▶ Aim of the task: Draw out every line with the word "kind" from the listing below.

————

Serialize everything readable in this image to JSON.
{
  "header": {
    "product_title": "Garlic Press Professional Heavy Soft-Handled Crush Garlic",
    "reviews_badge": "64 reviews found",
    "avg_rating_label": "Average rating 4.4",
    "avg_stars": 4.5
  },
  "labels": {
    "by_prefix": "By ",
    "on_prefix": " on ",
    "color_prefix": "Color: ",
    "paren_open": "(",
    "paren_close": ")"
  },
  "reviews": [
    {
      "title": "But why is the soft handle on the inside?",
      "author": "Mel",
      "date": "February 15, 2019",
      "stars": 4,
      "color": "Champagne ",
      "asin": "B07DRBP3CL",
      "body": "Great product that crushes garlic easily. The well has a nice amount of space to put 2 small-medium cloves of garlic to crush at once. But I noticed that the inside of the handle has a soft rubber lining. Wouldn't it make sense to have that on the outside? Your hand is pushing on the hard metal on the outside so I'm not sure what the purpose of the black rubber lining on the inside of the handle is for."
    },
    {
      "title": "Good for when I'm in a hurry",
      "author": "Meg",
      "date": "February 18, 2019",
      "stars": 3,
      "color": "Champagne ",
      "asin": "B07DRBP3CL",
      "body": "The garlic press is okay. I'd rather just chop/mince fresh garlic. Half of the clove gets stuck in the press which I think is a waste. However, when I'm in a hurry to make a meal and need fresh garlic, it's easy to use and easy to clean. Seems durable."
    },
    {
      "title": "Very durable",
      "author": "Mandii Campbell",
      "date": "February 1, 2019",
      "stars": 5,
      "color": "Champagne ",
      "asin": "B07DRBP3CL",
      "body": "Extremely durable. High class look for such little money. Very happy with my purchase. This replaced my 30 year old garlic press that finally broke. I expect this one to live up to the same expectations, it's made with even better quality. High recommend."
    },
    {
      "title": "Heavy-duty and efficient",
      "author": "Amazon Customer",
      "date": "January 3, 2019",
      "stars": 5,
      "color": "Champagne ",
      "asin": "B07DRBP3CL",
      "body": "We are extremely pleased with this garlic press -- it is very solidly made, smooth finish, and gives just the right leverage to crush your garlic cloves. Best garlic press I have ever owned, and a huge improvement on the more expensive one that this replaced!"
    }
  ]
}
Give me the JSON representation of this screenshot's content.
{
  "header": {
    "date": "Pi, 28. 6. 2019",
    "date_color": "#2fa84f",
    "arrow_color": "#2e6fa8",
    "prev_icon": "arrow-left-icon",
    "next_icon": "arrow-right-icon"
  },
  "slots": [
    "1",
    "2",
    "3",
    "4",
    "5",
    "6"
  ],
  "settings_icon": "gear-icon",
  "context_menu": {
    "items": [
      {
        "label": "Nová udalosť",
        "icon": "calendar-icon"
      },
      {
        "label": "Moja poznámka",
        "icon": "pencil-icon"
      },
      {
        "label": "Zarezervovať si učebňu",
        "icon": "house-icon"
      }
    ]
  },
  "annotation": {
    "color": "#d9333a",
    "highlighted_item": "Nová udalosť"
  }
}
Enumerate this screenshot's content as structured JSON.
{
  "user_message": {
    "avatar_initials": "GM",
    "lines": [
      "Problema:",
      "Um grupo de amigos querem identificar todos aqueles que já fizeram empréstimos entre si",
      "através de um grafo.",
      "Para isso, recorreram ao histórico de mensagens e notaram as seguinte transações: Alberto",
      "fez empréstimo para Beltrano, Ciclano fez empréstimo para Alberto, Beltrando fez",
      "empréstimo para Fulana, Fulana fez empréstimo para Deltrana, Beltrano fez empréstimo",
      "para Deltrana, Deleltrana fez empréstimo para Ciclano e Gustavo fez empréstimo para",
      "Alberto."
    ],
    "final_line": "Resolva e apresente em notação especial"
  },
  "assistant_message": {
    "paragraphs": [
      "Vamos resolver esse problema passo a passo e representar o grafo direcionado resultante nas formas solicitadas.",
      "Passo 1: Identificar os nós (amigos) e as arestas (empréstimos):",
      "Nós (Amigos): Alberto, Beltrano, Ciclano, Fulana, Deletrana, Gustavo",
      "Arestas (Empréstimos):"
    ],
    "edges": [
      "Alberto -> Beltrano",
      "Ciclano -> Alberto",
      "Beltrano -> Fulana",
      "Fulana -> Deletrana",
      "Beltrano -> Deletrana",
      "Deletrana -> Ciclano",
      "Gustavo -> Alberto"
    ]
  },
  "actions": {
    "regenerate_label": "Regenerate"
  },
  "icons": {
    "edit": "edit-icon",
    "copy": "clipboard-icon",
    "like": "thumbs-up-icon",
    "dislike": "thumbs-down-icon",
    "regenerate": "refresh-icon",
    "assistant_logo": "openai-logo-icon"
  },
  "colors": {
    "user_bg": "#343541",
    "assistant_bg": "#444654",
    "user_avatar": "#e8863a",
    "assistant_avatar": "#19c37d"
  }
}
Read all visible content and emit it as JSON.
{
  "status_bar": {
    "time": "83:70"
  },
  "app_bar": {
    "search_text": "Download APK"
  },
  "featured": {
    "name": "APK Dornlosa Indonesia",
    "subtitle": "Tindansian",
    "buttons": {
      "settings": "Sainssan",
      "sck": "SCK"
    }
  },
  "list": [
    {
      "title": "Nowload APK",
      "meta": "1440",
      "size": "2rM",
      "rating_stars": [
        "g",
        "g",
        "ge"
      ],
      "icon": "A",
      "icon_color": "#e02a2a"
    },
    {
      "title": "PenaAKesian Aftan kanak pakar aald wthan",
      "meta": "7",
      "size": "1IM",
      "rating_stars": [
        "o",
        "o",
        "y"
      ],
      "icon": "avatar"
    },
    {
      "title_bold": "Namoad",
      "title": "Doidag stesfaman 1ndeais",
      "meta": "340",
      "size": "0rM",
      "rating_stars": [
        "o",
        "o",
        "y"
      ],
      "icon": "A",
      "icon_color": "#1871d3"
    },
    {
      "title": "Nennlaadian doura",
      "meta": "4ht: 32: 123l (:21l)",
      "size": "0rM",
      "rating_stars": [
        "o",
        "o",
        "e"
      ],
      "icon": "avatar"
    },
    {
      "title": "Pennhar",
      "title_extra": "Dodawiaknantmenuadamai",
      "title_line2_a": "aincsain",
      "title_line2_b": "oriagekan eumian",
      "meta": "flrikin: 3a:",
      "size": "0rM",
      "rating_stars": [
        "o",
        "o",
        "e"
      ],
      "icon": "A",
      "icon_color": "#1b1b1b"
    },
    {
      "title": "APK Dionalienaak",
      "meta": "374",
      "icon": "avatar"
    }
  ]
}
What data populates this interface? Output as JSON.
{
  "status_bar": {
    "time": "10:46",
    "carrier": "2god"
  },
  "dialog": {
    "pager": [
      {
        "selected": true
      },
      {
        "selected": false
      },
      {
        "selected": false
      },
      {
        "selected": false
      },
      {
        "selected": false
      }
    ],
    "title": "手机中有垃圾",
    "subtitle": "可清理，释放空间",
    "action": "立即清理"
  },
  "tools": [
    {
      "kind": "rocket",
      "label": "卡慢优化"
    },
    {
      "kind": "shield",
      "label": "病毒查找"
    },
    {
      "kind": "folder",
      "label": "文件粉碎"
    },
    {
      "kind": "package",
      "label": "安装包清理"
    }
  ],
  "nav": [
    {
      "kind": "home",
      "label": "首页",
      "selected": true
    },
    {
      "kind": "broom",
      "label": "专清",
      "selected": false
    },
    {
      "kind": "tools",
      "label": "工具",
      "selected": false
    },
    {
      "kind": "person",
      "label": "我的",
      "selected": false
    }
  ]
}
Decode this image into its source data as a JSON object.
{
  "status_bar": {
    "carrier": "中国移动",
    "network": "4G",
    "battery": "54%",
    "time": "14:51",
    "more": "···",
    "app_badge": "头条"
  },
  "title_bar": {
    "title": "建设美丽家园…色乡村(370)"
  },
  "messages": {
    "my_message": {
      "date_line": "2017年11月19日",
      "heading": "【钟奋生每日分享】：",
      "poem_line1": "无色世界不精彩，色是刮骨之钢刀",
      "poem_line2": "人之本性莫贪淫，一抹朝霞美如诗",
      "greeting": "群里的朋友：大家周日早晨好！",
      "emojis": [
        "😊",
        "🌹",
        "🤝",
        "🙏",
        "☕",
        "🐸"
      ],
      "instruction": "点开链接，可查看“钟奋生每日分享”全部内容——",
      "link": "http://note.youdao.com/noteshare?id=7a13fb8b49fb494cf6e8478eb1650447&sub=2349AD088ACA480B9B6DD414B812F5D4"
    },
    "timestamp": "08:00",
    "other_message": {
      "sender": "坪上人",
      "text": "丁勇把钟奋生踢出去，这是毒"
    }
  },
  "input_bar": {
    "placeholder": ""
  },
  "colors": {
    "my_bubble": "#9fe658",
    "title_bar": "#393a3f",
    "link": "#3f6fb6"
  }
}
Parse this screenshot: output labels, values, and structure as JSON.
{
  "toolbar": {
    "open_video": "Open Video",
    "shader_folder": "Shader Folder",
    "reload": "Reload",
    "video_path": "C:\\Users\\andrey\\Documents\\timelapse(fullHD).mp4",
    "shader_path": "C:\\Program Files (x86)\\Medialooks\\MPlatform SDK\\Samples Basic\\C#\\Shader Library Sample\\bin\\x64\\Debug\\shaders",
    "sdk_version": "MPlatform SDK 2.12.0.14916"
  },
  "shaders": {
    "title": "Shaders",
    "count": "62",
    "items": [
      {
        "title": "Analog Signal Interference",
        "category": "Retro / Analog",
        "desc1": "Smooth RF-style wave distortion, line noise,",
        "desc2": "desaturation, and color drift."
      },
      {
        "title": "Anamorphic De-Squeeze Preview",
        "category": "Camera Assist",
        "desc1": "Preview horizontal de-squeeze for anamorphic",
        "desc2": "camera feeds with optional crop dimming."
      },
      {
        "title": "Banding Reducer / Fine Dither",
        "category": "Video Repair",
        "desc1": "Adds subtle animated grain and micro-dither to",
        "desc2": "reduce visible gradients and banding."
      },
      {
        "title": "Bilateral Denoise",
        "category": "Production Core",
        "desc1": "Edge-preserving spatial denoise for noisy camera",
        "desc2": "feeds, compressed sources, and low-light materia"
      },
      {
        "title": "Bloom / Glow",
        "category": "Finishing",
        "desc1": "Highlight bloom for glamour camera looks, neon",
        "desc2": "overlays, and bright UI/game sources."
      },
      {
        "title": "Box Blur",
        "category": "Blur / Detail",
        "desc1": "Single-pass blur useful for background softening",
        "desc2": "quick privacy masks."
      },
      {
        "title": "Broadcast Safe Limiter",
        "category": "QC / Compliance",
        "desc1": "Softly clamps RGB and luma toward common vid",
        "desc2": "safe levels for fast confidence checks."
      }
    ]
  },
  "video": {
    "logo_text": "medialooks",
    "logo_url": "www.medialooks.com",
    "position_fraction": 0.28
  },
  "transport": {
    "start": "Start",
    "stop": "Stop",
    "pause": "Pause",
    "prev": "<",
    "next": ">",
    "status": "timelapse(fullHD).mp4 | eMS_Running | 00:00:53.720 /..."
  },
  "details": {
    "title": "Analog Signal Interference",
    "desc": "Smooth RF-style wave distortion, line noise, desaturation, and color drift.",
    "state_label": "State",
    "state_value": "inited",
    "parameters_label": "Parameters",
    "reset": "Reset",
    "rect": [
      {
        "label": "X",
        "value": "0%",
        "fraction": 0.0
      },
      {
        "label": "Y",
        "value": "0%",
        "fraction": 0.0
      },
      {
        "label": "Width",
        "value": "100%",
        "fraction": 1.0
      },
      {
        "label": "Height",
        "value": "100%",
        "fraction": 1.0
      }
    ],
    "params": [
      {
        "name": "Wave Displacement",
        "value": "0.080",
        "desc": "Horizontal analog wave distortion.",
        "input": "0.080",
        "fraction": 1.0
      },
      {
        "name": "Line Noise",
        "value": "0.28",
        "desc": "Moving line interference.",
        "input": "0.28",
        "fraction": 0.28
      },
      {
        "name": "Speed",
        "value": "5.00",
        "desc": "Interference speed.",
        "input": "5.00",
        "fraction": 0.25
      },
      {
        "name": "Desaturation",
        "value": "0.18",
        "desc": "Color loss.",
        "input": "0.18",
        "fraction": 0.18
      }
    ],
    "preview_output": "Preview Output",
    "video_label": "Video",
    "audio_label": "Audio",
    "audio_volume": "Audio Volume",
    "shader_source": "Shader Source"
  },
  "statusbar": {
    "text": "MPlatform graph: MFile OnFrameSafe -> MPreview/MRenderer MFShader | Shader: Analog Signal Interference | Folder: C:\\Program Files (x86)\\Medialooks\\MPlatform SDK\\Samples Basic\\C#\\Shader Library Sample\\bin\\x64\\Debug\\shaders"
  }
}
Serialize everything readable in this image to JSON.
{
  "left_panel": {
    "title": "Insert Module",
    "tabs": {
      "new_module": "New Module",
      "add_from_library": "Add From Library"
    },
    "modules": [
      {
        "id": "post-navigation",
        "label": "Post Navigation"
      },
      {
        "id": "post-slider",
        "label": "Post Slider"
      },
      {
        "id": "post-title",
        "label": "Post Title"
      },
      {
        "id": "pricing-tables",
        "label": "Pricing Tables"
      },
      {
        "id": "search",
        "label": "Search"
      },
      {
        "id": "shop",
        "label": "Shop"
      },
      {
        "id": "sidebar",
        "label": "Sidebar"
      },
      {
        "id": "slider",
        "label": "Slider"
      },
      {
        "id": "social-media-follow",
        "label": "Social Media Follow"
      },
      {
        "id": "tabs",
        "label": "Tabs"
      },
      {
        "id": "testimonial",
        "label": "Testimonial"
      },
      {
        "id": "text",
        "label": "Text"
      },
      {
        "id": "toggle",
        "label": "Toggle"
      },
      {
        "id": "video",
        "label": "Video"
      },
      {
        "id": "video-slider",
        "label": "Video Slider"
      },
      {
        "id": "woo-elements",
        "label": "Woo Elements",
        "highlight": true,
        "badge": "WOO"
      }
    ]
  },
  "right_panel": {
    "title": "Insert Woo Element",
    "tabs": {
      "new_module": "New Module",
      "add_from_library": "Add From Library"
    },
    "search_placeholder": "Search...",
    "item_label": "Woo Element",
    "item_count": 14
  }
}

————

▶ Exercise answer:
      "kind": "rocket",
      "kind": "shield",
      "kind": "folder",
      "kind": "package",
      "kind": "home",
      "kind": "broom",
      "kind": "tools",
      "kind": "person",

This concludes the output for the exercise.